The conflict in Ukraine has now displaced more than 1 million people from their homes, 814,000 of whom fled to Russia, according to the UNHCR United Nations refugee agency. Some Ukrainian refugees were lucky enough to be flown out by the Russian government, but their luck ended there. Many were delivered to no-man’s-land towns in Russia’s far east.
On Tuesday, a Russian planeload of 380 refugees deposited half of its passengers in Yakutsk, a northeastern town about 3,000 miles from Moscow that’s known as one of the coldest cities on earth. The remaining refugees were flown three hours further east and let off in Magadan, an isolated seaport that’s more than 1,000 miles away from the nearest city.

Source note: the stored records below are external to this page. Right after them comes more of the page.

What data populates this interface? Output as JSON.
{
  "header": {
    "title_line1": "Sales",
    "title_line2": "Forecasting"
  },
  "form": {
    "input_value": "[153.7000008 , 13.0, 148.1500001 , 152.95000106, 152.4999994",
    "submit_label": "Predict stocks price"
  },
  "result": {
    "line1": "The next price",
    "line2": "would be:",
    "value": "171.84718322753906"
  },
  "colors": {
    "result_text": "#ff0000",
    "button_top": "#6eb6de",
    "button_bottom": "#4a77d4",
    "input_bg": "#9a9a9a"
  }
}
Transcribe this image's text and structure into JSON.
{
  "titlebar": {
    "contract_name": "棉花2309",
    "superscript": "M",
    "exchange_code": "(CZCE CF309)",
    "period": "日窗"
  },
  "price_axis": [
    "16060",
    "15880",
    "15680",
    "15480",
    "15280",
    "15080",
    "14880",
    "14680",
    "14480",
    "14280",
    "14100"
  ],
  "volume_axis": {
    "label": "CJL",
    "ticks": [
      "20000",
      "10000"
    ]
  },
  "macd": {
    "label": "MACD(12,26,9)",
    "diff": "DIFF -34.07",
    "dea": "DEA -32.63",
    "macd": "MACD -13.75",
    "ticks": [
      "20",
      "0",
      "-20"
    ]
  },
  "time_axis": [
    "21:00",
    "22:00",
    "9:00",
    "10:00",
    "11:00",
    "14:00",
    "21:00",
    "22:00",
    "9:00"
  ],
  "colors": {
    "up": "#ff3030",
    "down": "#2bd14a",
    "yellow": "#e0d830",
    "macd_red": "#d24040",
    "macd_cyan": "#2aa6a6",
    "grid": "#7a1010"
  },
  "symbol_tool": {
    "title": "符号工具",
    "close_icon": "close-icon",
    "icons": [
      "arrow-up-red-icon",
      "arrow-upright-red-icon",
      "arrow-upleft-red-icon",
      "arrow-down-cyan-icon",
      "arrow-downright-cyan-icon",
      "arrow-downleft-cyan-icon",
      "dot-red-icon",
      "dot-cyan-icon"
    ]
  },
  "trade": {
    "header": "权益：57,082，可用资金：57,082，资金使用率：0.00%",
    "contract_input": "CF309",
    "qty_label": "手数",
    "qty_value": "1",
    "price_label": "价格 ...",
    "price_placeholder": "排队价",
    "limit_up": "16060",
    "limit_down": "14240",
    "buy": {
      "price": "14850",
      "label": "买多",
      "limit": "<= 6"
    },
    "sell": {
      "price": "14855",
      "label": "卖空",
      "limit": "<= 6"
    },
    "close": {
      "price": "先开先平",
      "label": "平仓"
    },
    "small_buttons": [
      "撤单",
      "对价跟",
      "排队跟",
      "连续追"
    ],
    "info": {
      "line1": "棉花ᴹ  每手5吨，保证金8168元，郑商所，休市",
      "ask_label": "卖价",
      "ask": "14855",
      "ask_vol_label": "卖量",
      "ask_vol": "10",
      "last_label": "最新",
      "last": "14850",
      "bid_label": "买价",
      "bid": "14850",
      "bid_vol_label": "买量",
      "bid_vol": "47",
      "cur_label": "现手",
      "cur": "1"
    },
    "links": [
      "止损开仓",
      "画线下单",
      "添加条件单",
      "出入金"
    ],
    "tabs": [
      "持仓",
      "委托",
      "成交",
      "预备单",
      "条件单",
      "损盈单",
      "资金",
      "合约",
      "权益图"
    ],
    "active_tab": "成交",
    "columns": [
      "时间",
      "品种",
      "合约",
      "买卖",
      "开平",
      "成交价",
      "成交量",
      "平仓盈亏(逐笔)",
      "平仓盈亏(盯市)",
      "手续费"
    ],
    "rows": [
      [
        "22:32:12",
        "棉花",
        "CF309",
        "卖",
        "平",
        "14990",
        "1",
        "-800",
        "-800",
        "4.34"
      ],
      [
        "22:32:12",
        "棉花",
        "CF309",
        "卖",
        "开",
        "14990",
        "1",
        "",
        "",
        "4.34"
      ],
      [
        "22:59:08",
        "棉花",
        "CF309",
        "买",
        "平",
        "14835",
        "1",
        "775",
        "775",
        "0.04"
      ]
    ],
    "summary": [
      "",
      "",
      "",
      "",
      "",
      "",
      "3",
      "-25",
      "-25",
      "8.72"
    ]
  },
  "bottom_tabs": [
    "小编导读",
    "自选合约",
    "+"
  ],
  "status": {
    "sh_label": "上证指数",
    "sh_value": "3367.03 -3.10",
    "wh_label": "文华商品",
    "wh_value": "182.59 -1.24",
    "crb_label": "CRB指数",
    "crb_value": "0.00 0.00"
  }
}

Moscow diplomat Ekaterina Swarovski noted in a tweet the ironies of Ukrainians taking refuge with their apparent enemies: “The first paradox of history: refugees fleeing from horrors don’t go deeper into their own country, but instead to the Russian Federation, which considers Ukraine an aggressor.”
Russia’s far east has been a popular destination over the last few days. Russian president Vladimir Putin himself landed in Yakutsk on Monday for a ground-breaking ceremony celebrating a projected $20.8 billion gas pipeline between Russia’s far east and China. He called it “the biggest construction project in the world.”
A travel blogger tweeted a candid shot of Putin as he arrived in Yakutsk:
Last week Putin said to an audience of young academics, “the Russians and the Ukrainians are one people.” Now, with thousands of Ukrainians seeking safe haven in the furthest reaches of Russia, it seems Putin would prefer those Ukrainians to remain far, far away from him and the Kremlin in Moscow.